Despite Lawsuits and Congressional Hearings, Bank Still "Robo-Signing"

Major lenders are still using shady paperwork and "robo-signing" to deal with a glut of foreclosures.

      Less than a month after a federal investigation into unethical banking practices in the foreclosure crisis and we already have evidence of further illegalities by the banking industry. As I pointed out earlier this month on Politics Report, federal investigators slammed through a verdict on some of the largest home-loan lenders in the country over fraudulent documentation (in some cases purely forged court documents) and shady lending practices (such as "robo-signing", where individuals are hired simply to sign foreclosure documents without reading or even acknowledging the underlying paperwork). The institutions, including Citigroup, Bank of America, Wells Fargo, JPMorgan Chase, and Ally Financial, were slapped with fees and penalties totaling $30 billion (a drop in the bucket for them), lowered rates on home mortgages for existing loan-holders, a "transition" program for troubled homeowners (which was not elaborated upon at all). In addition, and this is important, they were made to promise never to use these fraudulent practices, like robo-signing, again. According to a recent Reuter's investigation, it appears that promise has already been broken.

JPMorgan Reports: Corporate Profits Driven by Wage Reductions

JPMorgan's own admissions fly in the face of Republican trickle-down Freakanomics.

    

Republicans have argued for decades that the way to grow wages, and thus the middle-class economy, is to make corporations more profitable.
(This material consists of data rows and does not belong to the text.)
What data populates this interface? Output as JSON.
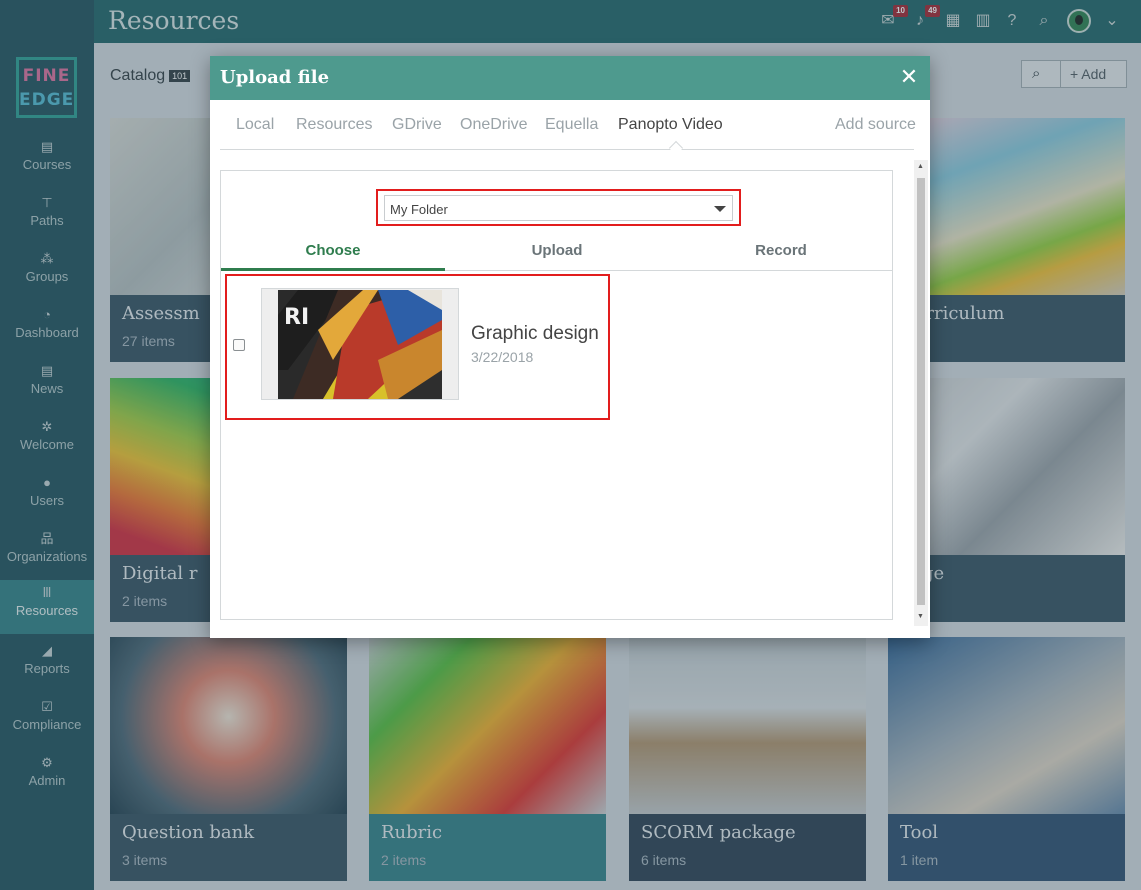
{
  "header": {
    "title": "Resources",
    "messages_badge": "10",
    "notifications_badge": "49"
  },
  "logo": {
    "line1": "FINE",
    "line2": "EDGE"
  },
  "sidebar": {
    "items": [
      {
        "label": "Courses",
        "icon": "book-icon"
      },
      {
        "label": "Paths",
        "icon": "signpost-icon"
      },
      {
        "label": "Groups",
        "icon": "group-icon"
      },
      {
        "label": "Dashboard",
        "icon": "gauge-icon"
      },
      {
        "label": "News",
        "icon": "newspaper-icon"
      },
      {
        "label": "Welcome",
        "icon": "spinner-icon"
      },
      {
        "label": "Users",
        "icon": "user-icon"
      },
      {
        "label": "Organizations",
        "icon": "org-chart-icon"
      },
      {
        "label": "Resources",
        "icon": "library-icon"
      },
      {
        "label": "Reports",
        "icon": "area-chart-icon"
      },
      {
        "label": "Compliance",
        "icon": "check-square-icon"
      },
      {
        "label": "Admin",
        "icon": "gear-icon"
      }
    ]
  },
  "catalog": {
    "label": "Catalog",
    "count": "101",
    "add_label": "Add"
  },
  "cards": [
    {
      "title": "Assessm",
      "count": "27 items"
    },
    {
      "title": "Curriculum",
      "count": "ms"
    },
    {
      "title": "Digital r",
      "count": "2 items"
    },
    {
      "title": "Page",
      "count": "ms"
    },
    {
      "title": "Question bank",
      "count": "3 items"
    },
    {
      "title": "Rubric",
      "count": "2 items"
    },
    {
      "title": "SCORM package",
      "count": "6 items"
    },
    {
      "title": "Tool",
      "count": "1 item"
    }
  ],
  "modal": {
    "title": "Upload file",
    "source_tabs": [
      "Local",
      "Resources",
      "GDrive",
      "OneDrive",
      "Equella",
      "Panopto Video"
    ],
    "add_source": "Add source",
    "folder_value": "My Folder",
    "sub_tabs": [
      "Choose",
      "Upload",
      "Record"
    ],
    "item": {
      "title": "Graphic design",
      "date": "3/22/2018"
    }
  },
  "colors": {
    "sidebar": "#2e5d68",
    "topbar": "#2f6f73",
    "modal_header": "#4e9a8e",
    "active_tab": "#2f7d4e",
    "highlight": "#e21d1d"
  }
}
In Washington this phenomenon has reached a kind of religious fanaticism as the conservative right holds their ground against closing corporate tax loopholes at the risk of sending the country into default for the first time in history. GOP hopefuls Newt Gingrich, Herman Cain, Tim Pawlenty, and Michelle Bachmann all propose lowering the corporate tax rate even though the largest corporations in the country have paid little or no taxes since the Great Recession hit in 2007. This, they argue, will spur wage increases for employees and faster hiring, which will then spur a faster economic recovery. 

     However, a new report by JPMorgan Chase, one of the largest financial conglomerates in the country, shows that greater corporate profits do not translate to higher wages, but are a product of not doing either. A direct quote from the report, entitled Twilight of the Gods, "reductions in wages and benefits explain the
majority of the net improvement in margins
. This trend has continued; as we have shown several times over the last two years, US labor compensation is now at a 50-year low relative to both company sales and US GDP." (bold text from original). The conclusion is that corporations, we can safely assume, are well aware of the fact that subsidies, tax breaks, and further federal leniency in allowing corporations to create ever larger profits are not translating into more security for middle-class workers. Furthermore, this trend, as stated in the report, was already well in effect before the Great Recession, beginning around 2000-2007. By the report's own admission, it is this culling of worker compensation that has created "profit margins have reached levels not seen in decades."

The Paradox of Thrift

Our economy runs on people spending money. If no one spends any money, our economy collapses. That is, after all, what an economy is.
So what happens when Americans suddenly start saving money instead of spending it?
This is the "paradox of thrift," an economic concept which has been floating around for a few hundred years. Until recently, it was largely an abstract theory. But as Americans are tightening their belts - or more to the point, having their belts tightened for them, due to tougher credit restrictions and chilly unemployment numbers - it's becoming a significant force in our economy's slow recovery.

Destruction of the Middle Class

MarketWatch has an interesting take on the market crash and subsequent slow recovery. A gruesome take on it, in fact. And the author, Rex Nutting, pulls no punches.
I have watched debate on this story flourish in several places online. It's being debated by a lot of people with a lot of vigor. Some of them seem to have a personal stake in the fight, as if we were talking about the relative ugliness of their children. Others obviously know a million times more on the topic than I ever will. But it's interesting to watch the blaming and finger-pointing, the counter cries of "Blame the poor" and "Eat the rich."